**WHAT TO PRODUCE:** Copy out the data below as written; omit any images.

● ● ●

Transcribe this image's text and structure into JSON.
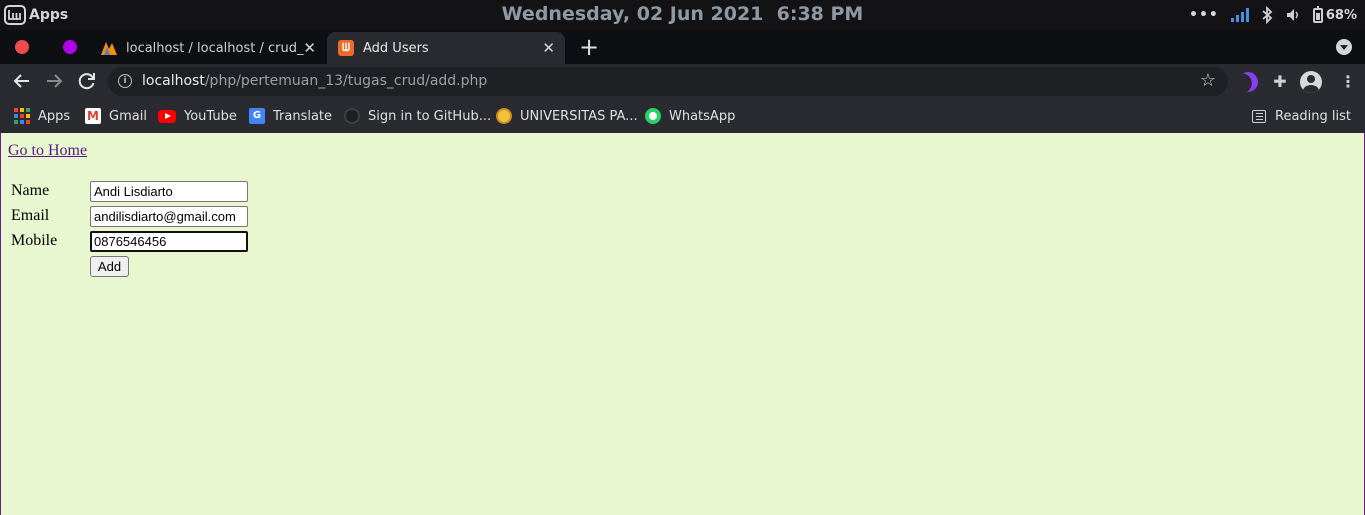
{
  "os_panel": {
    "menu_label": "Apps",
    "clock": "Wednesday, 02 Jun 2021  6:38 PM",
    "battery": "68%",
    "battery_level": 0.68
  },
  "browser": {
    "tabs": [
      {
        "title": "localhost / localhost / crud_db",
        "favicon": "phpmyadmin-icon",
        "active": false
      },
      {
        "title": "Add Users",
        "favicon": "xampp-icon",
        "active": true
      }
    ],
    "close_glyph": "✕",
    "new_tab_glyph": "+",
    "url_host": "localhost",
    "url_path": "/php/pertemuan_13/tugas_crud/add.php",
    "bookmarks": [
      {
        "label": "Apps",
        "icon": "apps-grid-icon"
      },
      {
        "label": "Gmail",
        "icon": "gmail-icon"
      },
      {
        "label": "YouTube",
        "icon": "youtube-icon"
      },
      {
        "label": "Translate",
        "icon": "translate-icon"
      },
      {
        "label": "Sign in to GitHub...",
        "icon": "github-icon"
      },
      {
        "label": "UNIVERSITAS PA...",
        "icon": "university-icon"
      },
      {
        "label": "WhatsApp",
        "icon": "whatsapp-icon"
      }
    ],
    "reading_list": "Reading list"
  },
  "colors": {
    "page_background": "#e9f7d0",
    "link_visited": "#551a8b",
    "tab_active": "#2a2b30",
    "xampp_orange": "#ee6a2b"
  },
  "page": {
    "home_link": "Go to Home",
    "form": {
      "name_label": "Name",
      "name_value": "Andi Lisdiarto",
      "email_label": "Email",
      "email_value": "andilisdiarto@gmail.com",
      "mobile_label": "Mobile",
      "mobile_value": "0876546456",
      "submit_label": "Add"
    }
  }
}
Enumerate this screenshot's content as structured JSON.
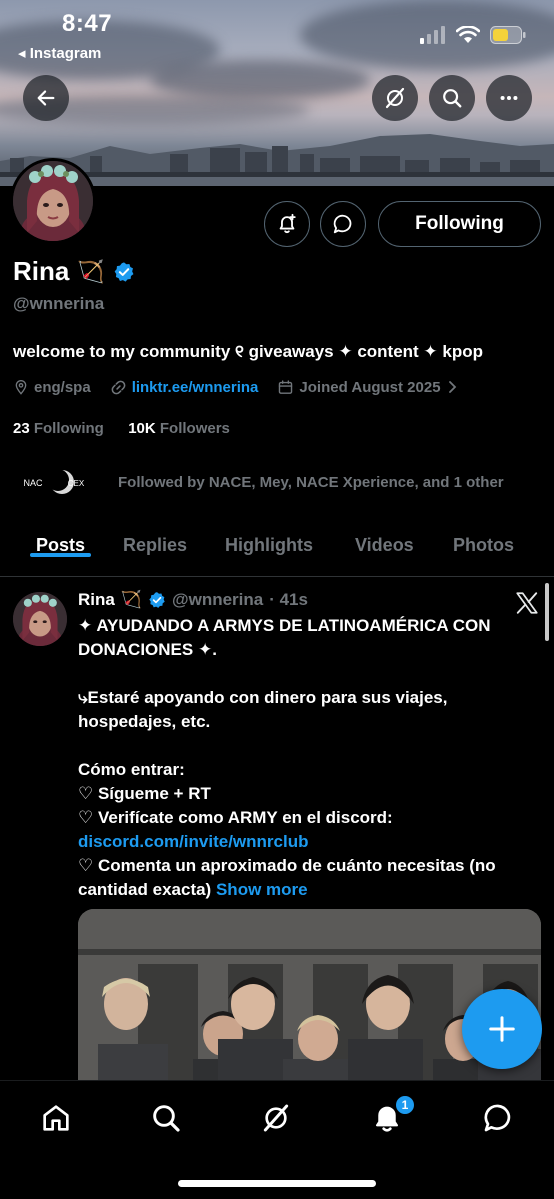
{
  "status_bar": {
    "time": "8:47",
    "back_app": "◂ Instagram"
  },
  "profile": {
    "name": "Rina",
    "name_emoji": "🏹",
    "handle": "@wnnerina",
    "following_button": "Following",
    "bio": "welcome to my community ୧ giveaways ✦ content ✦ kpop",
    "location": "eng/spa",
    "link": "linktr.ee/wnnerina",
    "joined": "Joined August 2025",
    "following_count": "23",
    "following_label": "Following",
    "followers_count": "10K",
    "followers_label": "Followers",
    "followed_by": "Followed by NACE, Mey, NACE Xperience, and 1 other",
    "mutual_avatar_1": "NACE",
    "mutual_avatar_2": "CEX"
  },
  "tabs": [
    {
      "label": "Posts",
      "active": true
    },
    {
      "label": "Replies",
      "active": false
    },
    {
      "label": "Highlights",
      "active": false
    },
    {
      "label": "Videos",
      "active": false
    },
    {
      "label": "Photos",
      "active": false
    }
  ],
  "post": {
    "name": "Rina",
    "name_emoji": "🏹",
    "handle": "@wnnerina",
    "time": "· 41s",
    "line1": "✦ AYUDANDO A ARMYS DE LATINOAMÉRICA CON DONACIONES ✦.",
    "line2": "⤷Estaré apoyando con dinero para sus viajes, hospedajes, etc.",
    "line3": "Cómo entrar:",
    "line4": "♡ Sígueme + RT",
    "line5": "♡ Verifícate como ARMY en el discord:",
    "line6": "discord.com/invite/wnnrclub",
    "line7": "♡ Comenta un aproximado de cuánto necesitas (no cantidad exacta)",
    "show_more": "Show more"
  },
  "notifications_badge": "1",
  "colors": {
    "accent": "#1d9bf0",
    "muted": "#71767b",
    "background": "#000000"
  }
}
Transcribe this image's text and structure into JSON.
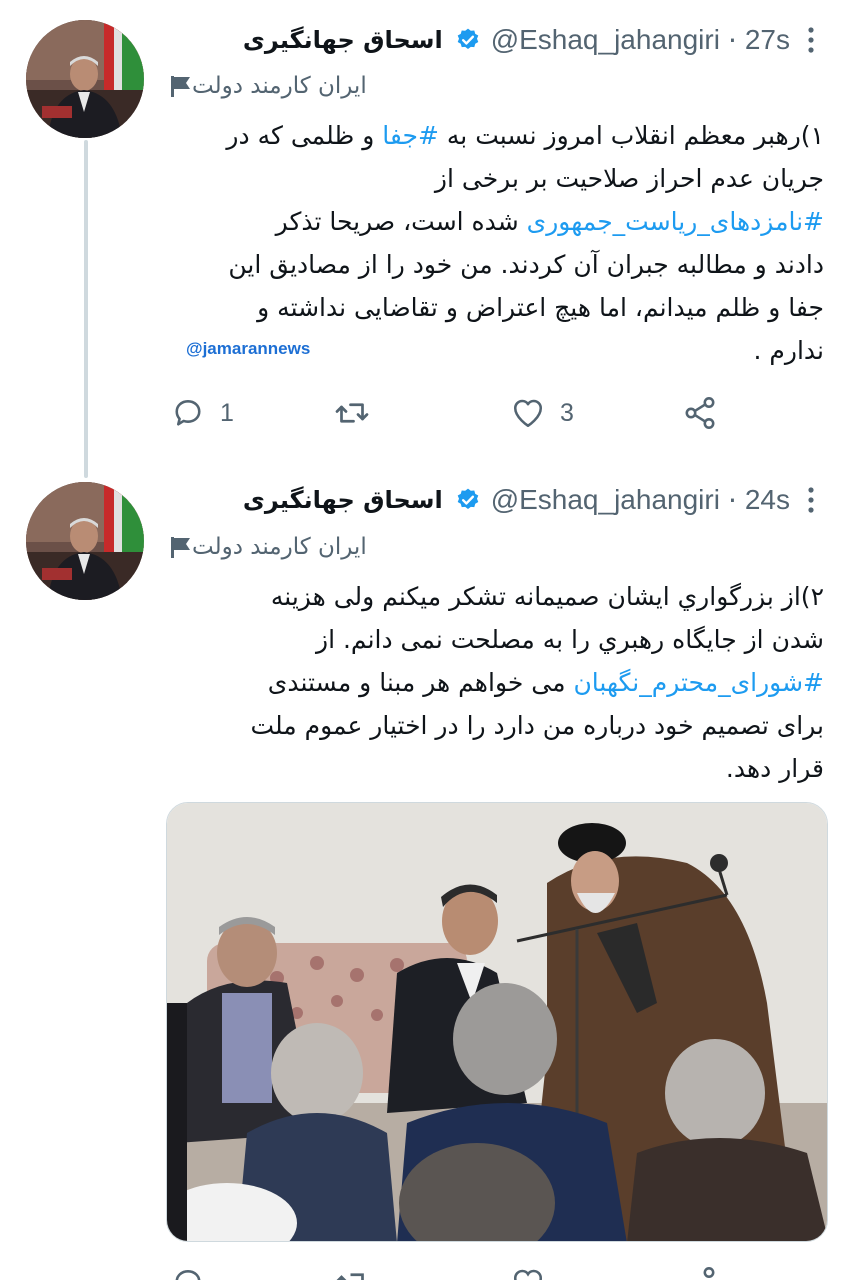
{
  "tweets": [
    {
      "author": {
        "name": "اسحاق جهانگیری",
        "handle": "@Eshaq_jahangiri",
        "verified": true,
        "label": "ایران کارمند دولت"
      },
      "time": "27s",
      "separator": "·",
      "text_lines": [
        [
          {
            "t": "۱)رهبر معظم انقلاب امروز نسبت به "
          },
          {
            "t": "#جفا",
            "tag": true
          },
          {
            "t": " و ظلمی که در"
          }
        ],
        [
          {
            "t": "جریان عدم احراز صلاحیت بر برخی از"
          }
        ],
        [
          {
            "t": "#نامزدهای_ریاست_جمهوری",
            "tag": true
          },
          {
            "t": " شده است، صریحا تذکر"
          }
        ],
        [
          {
            "t": "دادند و مطالبه جبران آن کردند. من خود را از مصادیق این"
          }
        ],
        [
          {
            "t": "جفا و ظلم میدانم، اما هیچ اعتراض و تقاضایی نداشته و"
          }
        ],
        [
          {
            "t": "ندارم ."
          }
        ]
      ],
      "watermark": "@jamarannews",
      "actions": {
        "reply_count": "1",
        "retweet_count": "",
        "like_count": "3"
      }
    },
    {
      "author": {
        "name": "اسحاق جهانگیری",
        "handle": "@Eshaq_jahangiri",
        "verified": true,
        "label": "ایران کارمند دولت"
      },
      "time": "24s",
      "separator": "·",
      "text_lines": [
        [
          {
            "t": "۲)از بزرگواري ايشان صميمانه تشکر ميکنم ولی هزينه"
          }
        ],
        [
          {
            "t": "شدن از  جايگاه رهبري را به مصلحت نمی دانم. از"
          }
        ],
        [
          {
            "t": "#شورای_محترم_نگهبان",
            "tag": true
          },
          {
            "t": " می خواهم هر مبنا و مستندی"
          }
        ],
        [
          {
            "t": "برای تصمیم خود درباره من دارد را در اختیار عموم ملت"
          }
        ],
        [
          {
            "t": "قرار دهد."
          }
        ]
      ],
      "media": {
        "kind": "photo"
      }
    }
  ],
  "colors": {
    "text": "#0f1419",
    "secondary": "#536471",
    "hashtag": "#1d9bf0",
    "verified": "#1d9bf0",
    "watermark": "#1d6fd4",
    "thread_line": "#cfd9de"
  },
  "icons": {
    "more": "more-vertical-icon",
    "verified": "verified-badge-icon",
    "label": "flag-icon",
    "reply": "reply-icon",
    "retweet": "retweet-icon",
    "like": "heart-icon",
    "share": "share-icon"
  }
}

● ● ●

**ANSWER TO THE EXERCISE:**
Transcribe this image's text and structure into JSON.
{
  "os_panel": {
    "menu_label": "Apps",
    "clock": "Wednesday, 02 Jun 2021  6:38 PM",
    "battery": "68%",
    "battery_level": 0.68
  },
  "browser": {
    "tabs": [
      {
        "title": "localhost / localhost / crud_db",
        "favicon": "phpmyadmin-icon",
        "active": false
      },
      {
        "title": "Add Users",
        "favicon": "xampp-icon",
        "active": true
      }
    ],
    "close_glyph": "✕",
    "new_tab_glyph": "+",
    "url_host": "localhost",
    "url_path": "/php/pertemuan_13/tugas_crud/add.php",
    "bookmarks": [
      {
        "label": "Apps",
        "icon": "apps-grid-icon"
      },
      {
        "label": "Gmail",
        "icon": "gmail-icon"
      },
      {
        "label": "YouTube",
        "icon": "youtube-icon"
      },
      {
        "label": "Translate",
        "icon": "translate-icon"
      },
      {
        "label": "Sign in to GitHub...",
        "icon": "github-icon"
      },
      {
        "label": "UNIVERSITAS PA...",
        "icon": "university-icon"
      },
      {
        "label": "WhatsApp",
        "icon": "whatsapp-icon"
      }
    ],
    "reading_list": "Reading list"
  },
  "colors": {
    "page_background": "#e9f7d0",
    "link_visited": "#551a8b",
    "tab_active": "#2a2b30",
    "xampp_orange": "#ee6a2b"
  },
  "page": {
    "home_link": "Go to Home",
    "form": {
      "name_label": "Name",
      "name_value": "Andi Lisdiarto",
      "email_label": "Email",
      "email_value": "andilisdiarto@gmail.com",
      "mobile_label": "Mobile",
      "mobile_value": "0876546456",
      "submit_label": "Add"
    }
  }
}
Enumerate this screenshot's content as structured JSON.
{
  "status_bar": {
    "time": "8:47",
    "back_app": "◂ Instagram"
  },
  "profile": {
    "name": "Rina",
    "name_emoji": "🏹",
    "handle": "@wnnerina",
    "following_button": "Following",
    "bio": "welcome to my community ୧ giveaways ✦ content ✦ kpop",
    "location": "eng/spa",
    "link": "linktr.ee/wnnerina",
    "joined": "Joined August 2025",
    "following_count": "23",
    "following_label": "Following",
    "followers_count": "10K",
    "followers_label": "Followers",
    "followed_by": "Followed by NACE, Mey, NACE Xperience, and 1 other",
    "mutual_avatar_1": "NACE",
    "mutual_avatar_2": "CEX"
  },
  "tabs": [
    {
      "label": "Posts",
      "active": true
    },
    {
      "label": "Replies",
      "active": false
    },
    {
      "label": "Highlights",
      "active": false
    },
    {
      "label": "Videos",
      "active": false
    },
    {
      "label": "Photos",
      "active": false
    }
  ],
  "post": {
    "name": "Rina",
    "name_emoji": "🏹",
    "handle": "@wnnerina",
    "time": "· 41s",
    "line1": "✦ AYUDANDO A ARMYS DE LATINOAMÉRICA CON DONACIONES ✦.",
    "line2": "⤷Estaré apoyando con dinero para sus viajes, hospedajes, etc.",
    "line3": "Cómo entrar:",
    "line4": "♡ Sígueme + RT",
    "line5": "♡ Verifícate como ARMY en el discord:",
    "line6": "discord.com/invite/wnnrclub",
    "line7": "♡ Comenta un aproximado de cuánto necesitas (no cantidad exacta)",
    "show_more": "Show more"
  },
  "notifications_badge": "1",
  "colors": {
    "accent": "#1d9bf0",
    "muted": "#71767b",
    "background": "#000000"
  }
}
Transcribe this image's text and structure into JSON.
{
  "tweets": [
    {
      "author": {
        "name": "اسحاق جهانگیری",
        "handle": "@Eshaq_jahangiri",
        "verified": true,
        "label": "ایران کارمند دولت"
      },
      "time": "27s",
      "separator": "·",
      "text_lines": [
        [
          {
            "t": "۱)رهبر معظم انقلاب امروز نسبت به "
          },
          {
            "t": "#جفا",
            "tag": true
          },
          {
            "t": " و ظلمی که در"
          }
        ],
        [
          {
            "t": "جریان عدم احراز صلاحیت بر برخی از"
          }
        ],
        [
          {
            "t": "#نامزدهای_ریاست_جمهوری",
            "tag": true
          },
          {
            "t": " شده است، صریحا تذکر"
          }
        ],
        [
          {
            "t": "دادند و مطالبه جبران آن کردند. من خود را از مصادیق این"
          }
        ],
        [
          {
            "t": "جفا و ظلم میدانم، اما هیچ اعتراض و تقاضایی نداشته و"
          }
        ],
        [
          {
            "t": "ندارم ."
          }
        ]
      ],
      "watermark": "@jamarannews",
      "actions": {
        "reply_count": "1",
        "retweet_count": "",
        "like_count": "3"
      }
    },
    {
      "author": {
        "name": "اسحاق جهانگیری",
        "handle": "@Eshaq_jahangiri",
        "verified": true,
        "label": "ایران کارمند دولت"
      },
      "time": "24s",
      "separator": "·",
      "text_lines": [
        [
          {
            "t": "۲)از بزرگواري ايشان صميمانه تشکر ميکنم ولی هزينه"
          }
        ],
        [
          {
            "t": "شدن از  جايگاه رهبري را به مصلحت نمی دانم. از"
          }
        ],
        [
          {
            "t": "#شورای_محترم_نگهبان",
            "tag": true
          },
          {
            "t": " می خواهم هر مبنا و مستندی"
          }
        ],
        [
          {
            "t": "برای تصمیم خود درباره من دارد را در اختیار عموم ملت"
          }
        ],
        [
          {
            "t": "قرار دهد."
          }
        ]
      ],
      "media": {
        "kind": "photo"
      }
    }
  ],
  "colors": {
    "text": "#0f1419",
    "secondary": "#536471",
    "hashtag": "#1d9bf0",
    "verified": "#1d9bf0",
    "watermark": "#1d6fd4",
    "thread_line": "#cfd9de"
  },
  "icons": {
    "more": "more-vertical-icon",
    "verified": "verified-badge-icon",
    "label": "flag-icon",
    "reply": "reply-icon",
    "retweet": "retweet-icon",
    "like": "heart-icon",
    "share": "share-icon"
  }
}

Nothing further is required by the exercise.